▸ Activity
Extract the records below word for word and ignore the images.

════

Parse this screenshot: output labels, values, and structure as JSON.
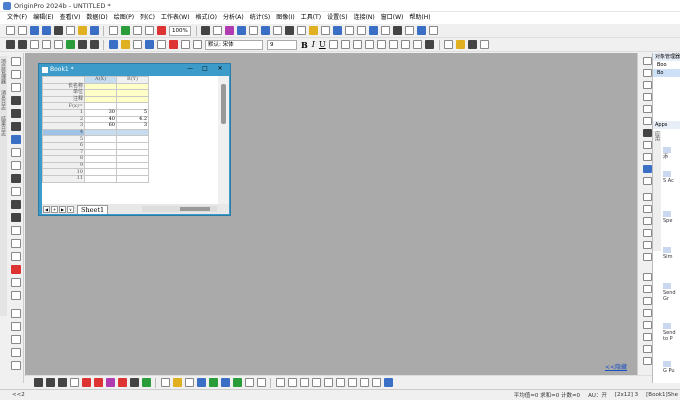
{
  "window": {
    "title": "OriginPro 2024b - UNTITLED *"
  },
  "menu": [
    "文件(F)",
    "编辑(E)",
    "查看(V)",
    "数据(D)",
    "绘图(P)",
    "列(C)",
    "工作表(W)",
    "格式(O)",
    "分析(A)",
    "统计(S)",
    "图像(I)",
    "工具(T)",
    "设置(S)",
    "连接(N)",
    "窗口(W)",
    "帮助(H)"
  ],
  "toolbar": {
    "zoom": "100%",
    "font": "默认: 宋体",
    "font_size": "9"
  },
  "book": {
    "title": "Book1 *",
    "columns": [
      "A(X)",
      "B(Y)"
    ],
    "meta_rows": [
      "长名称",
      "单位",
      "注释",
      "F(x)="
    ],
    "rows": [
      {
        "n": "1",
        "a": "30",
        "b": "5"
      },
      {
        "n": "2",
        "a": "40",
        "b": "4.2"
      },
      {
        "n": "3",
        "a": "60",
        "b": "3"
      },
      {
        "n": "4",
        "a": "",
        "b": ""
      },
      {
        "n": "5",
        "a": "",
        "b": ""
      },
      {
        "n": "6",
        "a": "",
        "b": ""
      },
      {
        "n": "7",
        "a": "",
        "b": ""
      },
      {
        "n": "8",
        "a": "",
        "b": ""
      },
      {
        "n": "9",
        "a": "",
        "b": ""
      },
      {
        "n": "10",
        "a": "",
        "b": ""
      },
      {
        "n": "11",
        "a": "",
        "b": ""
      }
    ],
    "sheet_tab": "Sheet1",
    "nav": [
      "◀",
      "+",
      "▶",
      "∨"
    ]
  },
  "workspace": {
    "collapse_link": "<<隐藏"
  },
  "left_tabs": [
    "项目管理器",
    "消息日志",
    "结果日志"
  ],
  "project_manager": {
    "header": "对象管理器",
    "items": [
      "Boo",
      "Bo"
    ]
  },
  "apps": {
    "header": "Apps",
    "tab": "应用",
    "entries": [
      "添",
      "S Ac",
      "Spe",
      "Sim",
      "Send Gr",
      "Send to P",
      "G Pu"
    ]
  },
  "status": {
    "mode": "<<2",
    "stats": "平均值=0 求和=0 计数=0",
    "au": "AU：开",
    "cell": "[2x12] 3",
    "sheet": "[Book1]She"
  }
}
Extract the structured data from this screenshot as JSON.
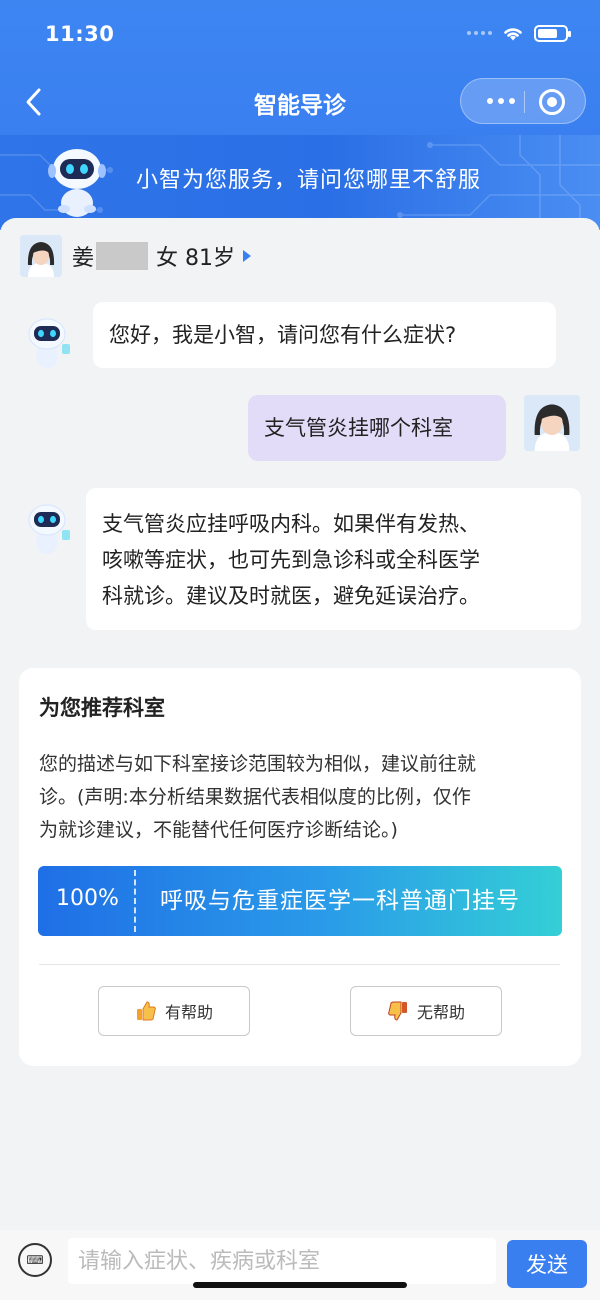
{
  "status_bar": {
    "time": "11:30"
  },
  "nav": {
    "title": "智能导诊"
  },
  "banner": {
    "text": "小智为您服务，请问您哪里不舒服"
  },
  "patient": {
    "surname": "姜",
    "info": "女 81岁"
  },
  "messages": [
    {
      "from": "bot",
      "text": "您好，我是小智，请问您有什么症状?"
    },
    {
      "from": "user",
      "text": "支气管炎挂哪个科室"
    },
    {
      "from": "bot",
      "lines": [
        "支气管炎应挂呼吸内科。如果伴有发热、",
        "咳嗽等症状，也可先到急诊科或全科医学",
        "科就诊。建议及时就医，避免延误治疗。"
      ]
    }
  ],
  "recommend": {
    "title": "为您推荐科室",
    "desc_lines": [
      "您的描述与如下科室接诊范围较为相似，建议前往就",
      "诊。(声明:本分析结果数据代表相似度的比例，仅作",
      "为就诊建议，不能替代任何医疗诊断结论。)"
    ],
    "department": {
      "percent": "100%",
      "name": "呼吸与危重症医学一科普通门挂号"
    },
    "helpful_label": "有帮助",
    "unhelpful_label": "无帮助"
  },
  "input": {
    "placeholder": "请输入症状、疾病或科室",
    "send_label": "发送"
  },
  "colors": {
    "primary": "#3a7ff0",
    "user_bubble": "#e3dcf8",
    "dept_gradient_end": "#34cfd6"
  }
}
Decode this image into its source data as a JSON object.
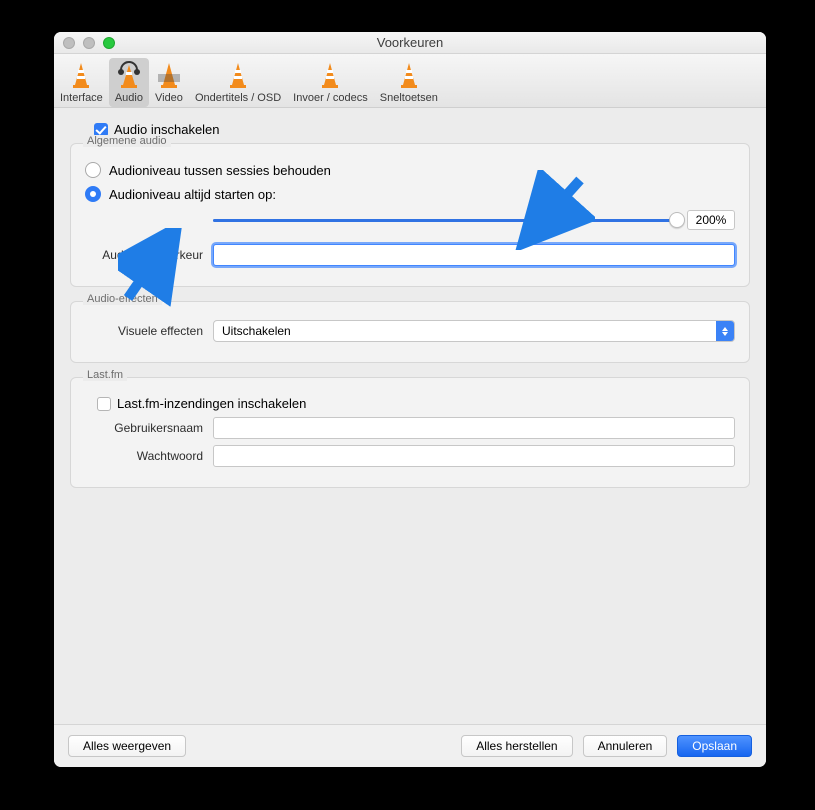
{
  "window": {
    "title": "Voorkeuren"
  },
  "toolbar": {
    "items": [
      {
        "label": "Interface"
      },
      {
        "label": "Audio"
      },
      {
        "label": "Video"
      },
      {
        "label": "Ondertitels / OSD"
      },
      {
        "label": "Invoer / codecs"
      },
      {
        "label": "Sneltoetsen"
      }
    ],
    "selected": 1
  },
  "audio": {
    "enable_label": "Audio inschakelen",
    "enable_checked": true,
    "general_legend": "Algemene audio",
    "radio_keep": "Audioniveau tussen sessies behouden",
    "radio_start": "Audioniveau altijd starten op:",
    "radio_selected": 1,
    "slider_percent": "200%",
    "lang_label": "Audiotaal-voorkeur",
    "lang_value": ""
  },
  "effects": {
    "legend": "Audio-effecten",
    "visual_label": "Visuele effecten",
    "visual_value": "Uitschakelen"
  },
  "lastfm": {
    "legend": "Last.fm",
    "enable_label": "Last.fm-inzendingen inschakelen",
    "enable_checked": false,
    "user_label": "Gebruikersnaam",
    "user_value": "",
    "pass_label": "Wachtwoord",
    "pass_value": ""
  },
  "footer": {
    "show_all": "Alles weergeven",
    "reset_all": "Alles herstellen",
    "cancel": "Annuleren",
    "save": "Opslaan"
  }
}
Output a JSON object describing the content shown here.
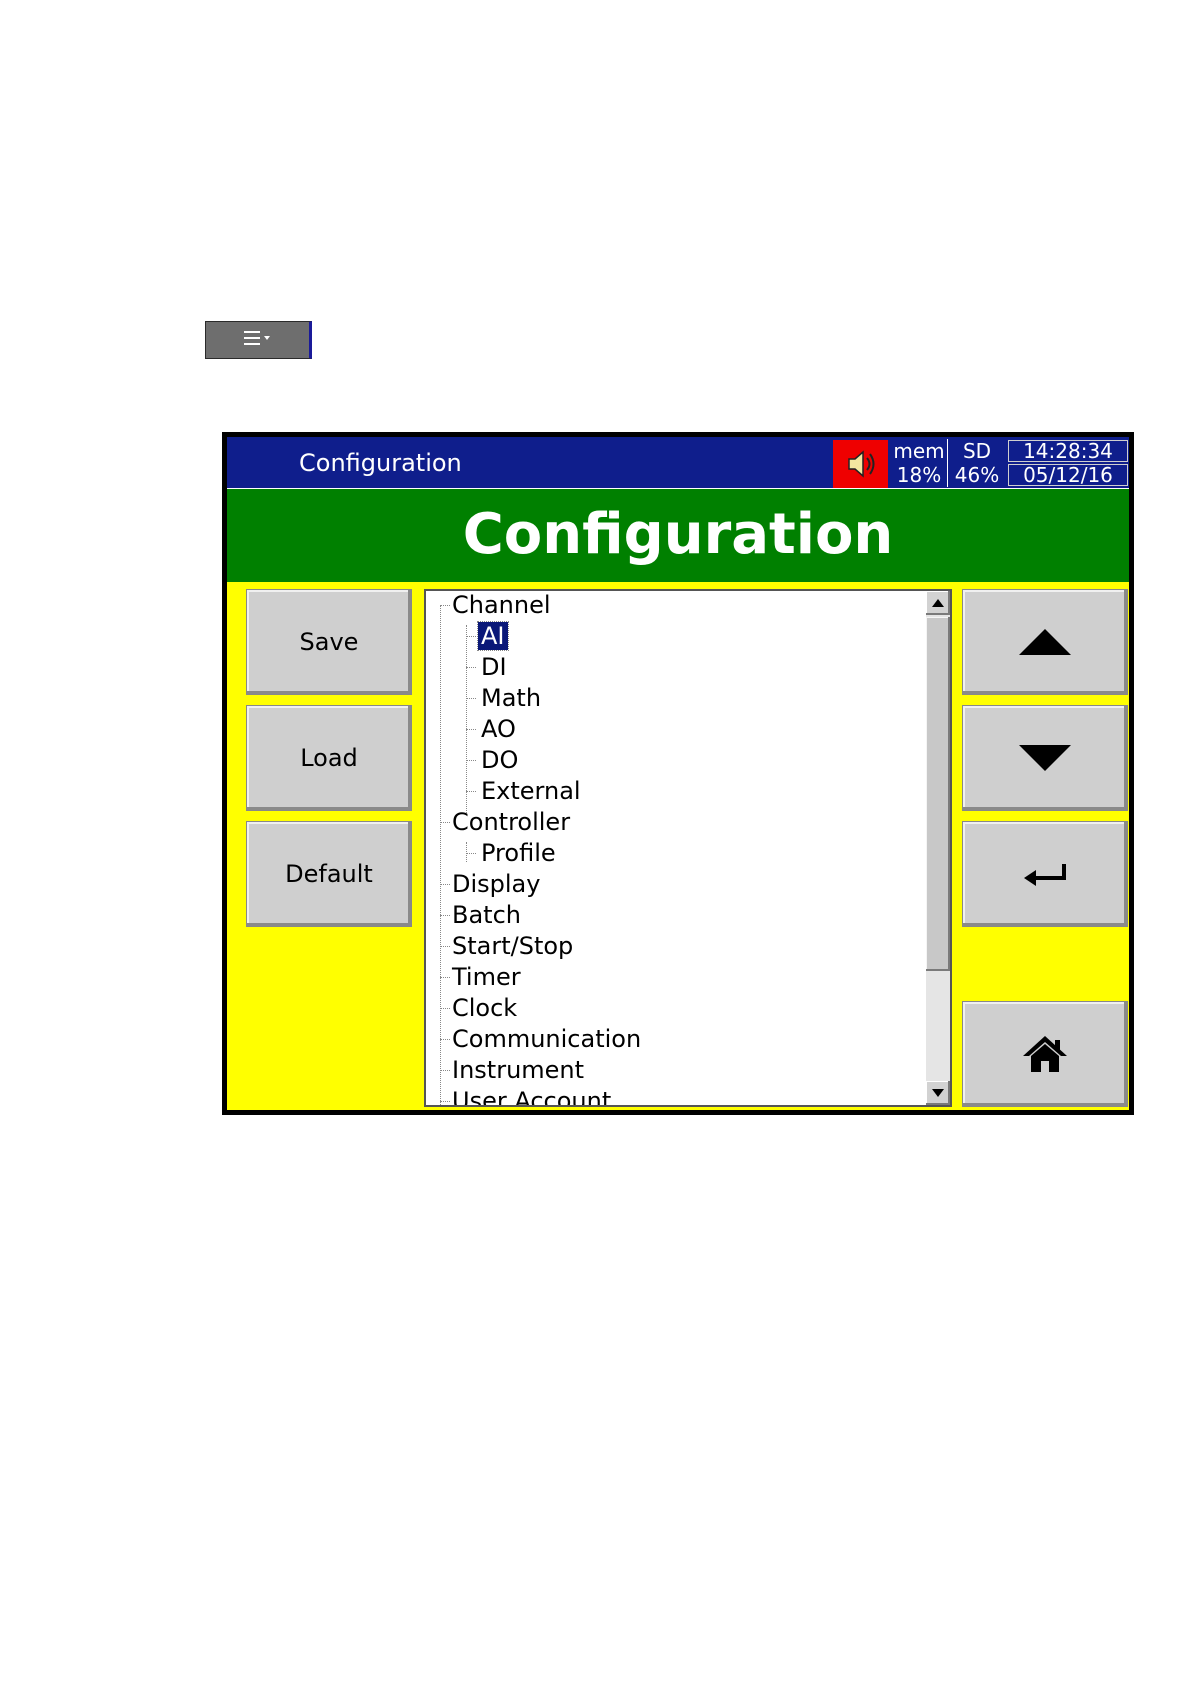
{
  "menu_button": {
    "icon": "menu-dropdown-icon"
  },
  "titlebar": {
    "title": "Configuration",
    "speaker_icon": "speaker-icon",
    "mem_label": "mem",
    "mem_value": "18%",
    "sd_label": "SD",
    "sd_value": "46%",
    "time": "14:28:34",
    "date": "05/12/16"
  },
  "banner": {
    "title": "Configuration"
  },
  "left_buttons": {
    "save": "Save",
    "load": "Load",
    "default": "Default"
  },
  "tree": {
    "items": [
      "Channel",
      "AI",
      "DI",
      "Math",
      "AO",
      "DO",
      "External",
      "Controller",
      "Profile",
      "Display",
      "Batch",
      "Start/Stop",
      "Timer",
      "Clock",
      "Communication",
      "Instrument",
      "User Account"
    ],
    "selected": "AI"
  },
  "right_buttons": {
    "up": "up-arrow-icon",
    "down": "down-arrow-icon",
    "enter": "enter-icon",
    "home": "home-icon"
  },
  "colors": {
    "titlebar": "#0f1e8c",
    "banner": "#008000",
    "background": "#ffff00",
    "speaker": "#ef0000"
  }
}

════

▸ Response box
Parse this screenshot: output labels, values, and structure as JSON.
{
  "window": {
    "title": "OriginPro 2024b - UNTITLED *"
  },
  "menu": [
    "文件(F)",
    "编辑(E)",
    "查看(V)",
    "数据(D)",
    "绘图(P)",
    "列(C)",
    "工作表(W)",
    "格式(O)",
    "分析(A)",
    "统计(S)",
    "图像(I)",
    "工具(T)",
    "设置(S)",
    "连接(N)",
    "窗口(W)",
    "帮助(H)"
  ],
  "toolbar": {
    "zoom": "100%",
    "font": "默认: 宋体",
    "font_size": "9"
  },
  "book": {
    "title": "Book1 *",
    "columns": [
      "A(X)",
      "B(Y)"
    ],
    "meta_rows": [
      "长名称",
      "单位",
      "注释",
      "F(x)="
    ],
    "rows": [
      {
        "n": "1",
        "a": "30",
        "b": "5"
      },
      {
        "n": "2",
        "a": "40",
        "b": "4.2"
      },
      {
        "n": "3",
        "a": "60",
        "b": "3"
      },
      {
        "n": "4",
        "a": "",
        "b": ""
      },
      {
        "n": "5",
        "a": "",
        "b": ""
      },
      {
        "n": "6",
        "a": "",
        "b": ""
      },
      {
        "n": "7",
        "a": "",
        "b": ""
      },
      {
        "n": "8",
        "a": "",
        "b": ""
      },
      {
        "n": "9",
        "a": "",
        "b": ""
      },
      {
        "n": "10",
        "a": "",
        "b": ""
      },
      {
        "n": "11",
        "a": "",
        "b": ""
      }
    ],
    "sheet_tab": "Sheet1",
    "nav": [
      "◀",
      "+",
      "▶",
      "∨"
    ]
  },
  "workspace": {
    "collapse_link": "<<隐藏"
  },
  "left_tabs": [
    "项目管理器",
    "消息日志",
    "结果日志"
  ],
  "project_manager": {
    "header": "对象管理器",
    "items": [
      "Boo",
      "Bo"
    ]
  },
  "apps": {
    "header": "Apps",
    "tab": "应用",
    "entries": [
      "添",
      "S Ac",
      "Spe",
      "Sim",
      "Send Gr",
      "Send to P",
      "G Pu"
    ]
  },
  "status": {
    "mode": "<<2",
    "stats": "平均值=0 求和=0 计数=0",
    "au": "AU：开",
    "cell": "[2x12] 3",
    "sheet": "[Book1]She"
  }
}
Extract the structured data from this screenshot as JSON.
{
  "status_bar": {
    "time": "11:30"
  },
  "nav": {
    "title": "智能导诊"
  },
  "banner": {
    "text": "小智为您服务，请问您哪里不舒服"
  },
  "patient": {
    "surname": "姜",
    "info": "女 81岁"
  },
  "messages": [
    {
      "from": "bot",
      "text": "您好，我是小智，请问您有什么症状?"
    },
    {
      "from": "user",
      "text": "支气管炎挂哪个科室"
    },
    {
      "from": "bot",
      "lines": [
        "支气管炎应挂呼吸内科。如果伴有发热、",
        "咳嗽等症状，也可先到急诊科或全科医学",
        "科就诊。建议及时就医，避免延误治疗。"
      ]
    }
  ],
  "recommend": {
    "title": "为您推荐科室",
    "desc_lines": [
      "您的描述与如下科室接诊范围较为相似，建议前往就",
      "诊。(声明:本分析结果数据代表相似度的比例，仅作",
      "为就诊建议，不能替代任何医疗诊断结论。)"
    ],
    "department": {
      "percent": "100%",
      "name": "呼吸与危重症医学一科普通门挂号"
    },
    "helpful_label": "有帮助",
    "unhelpful_label": "无帮助"
  },
  "input": {
    "placeholder": "请输入症状、疾病或科室",
    "send_label": "发送"
  },
  "colors": {
    "primary": "#3a7ff0",
    "user_bubble": "#e3dcf8",
    "dept_gradient_end": "#34cfd6"
  }
}
Decode this image into its source data as a JSON object.
{
  "window": {
    "title": "Voorkeuren"
  },
  "toolbar": {
    "items": [
      {
        "label": "Interface"
      },
      {
        "label": "Audio"
      },
      {
        "label": "Video"
      },
      {
        "label": "Ondertitels / OSD"
      },
      {
        "label": "Invoer / codecs"
      },
      {
        "label": "Sneltoetsen"
      }
    ],
    "selected": 1
  },
  "audio": {
    "enable_label": "Audio inschakelen",
    "enable_checked": true,
    "general_legend": "Algemene audio",
    "radio_keep": "Audioniveau tussen sessies behouden",
    "radio_start": "Audioniveau altijd starten op:",
    "radio_selected": 1,
    "slider_percent": "200%",
    "lang_label": "Audiotaal-voorkeur",
    "lang_value": ""
  },
  "effects": {
    "legend": "Audio-effecten",
    "visual_label": "Visuele effecten",
    "visual_value": "Uitschakelen"
  },
  "lastfm": {
    "legend": "Last.fm",
    "enable_label": "Last.fm-inzendingen inschakelen",
    "enable_checked": false,
    "user_label": "Gebruikersnaam",
    "user_value": "",
    "pass_label": "Wachtwoord",
    "pass_value": ""
  },
  "footer": {
    "show_all": "Alles weergeven",
    "reset_all": "Alles herstellen",
    "cancel": "Annuleren",
    "save": "Opslaan"
  }
}
Output a JSON object describing the content shown here.
{
  "menu_button": {
    "icon": "menu-dropdown-icon"
  },
  "titlebar": {
    "title": "Configuration",
    "speaker_icon": "speaker-icon",
    "mem_label": "mem",
    "mem_value": "18%",
    "sd_label": "SD",
    "sd_value": "46%",
    "time": "14:28:34",
    "date": "05/12/16"
  },
  "banner": {
    "title": "Configuration"
  },
  "left_buttons": {
    "save": "Save",
    "load": "Load",
    "default": "Default"
  },
  "tree": {
    "items": [
      "Channel",
      "AI",
      "DI",
      "Math",
      "AO",
      "DO",
      "External",
      "Controller",
      "Profile",
      "Display",
      "Batch",
      "Start/Stop",
      "Timer",
      "Clock",
      "Communication",
      "Instrument",
      "User Account"
    ],
    "selected": "AI"
  },
  "right_buttons": {
    "up": "up-arrow-icon",
    "down": "down-arrow-icon",
    "enter": "enter-icon",
    "home": "home-icon"
  },
  "colors": {
    "titlebar": "#0f1e8c",
    "banner": "#008000",
    "background": "#ffff00",
    "speaker": "#ef0000"
  }
}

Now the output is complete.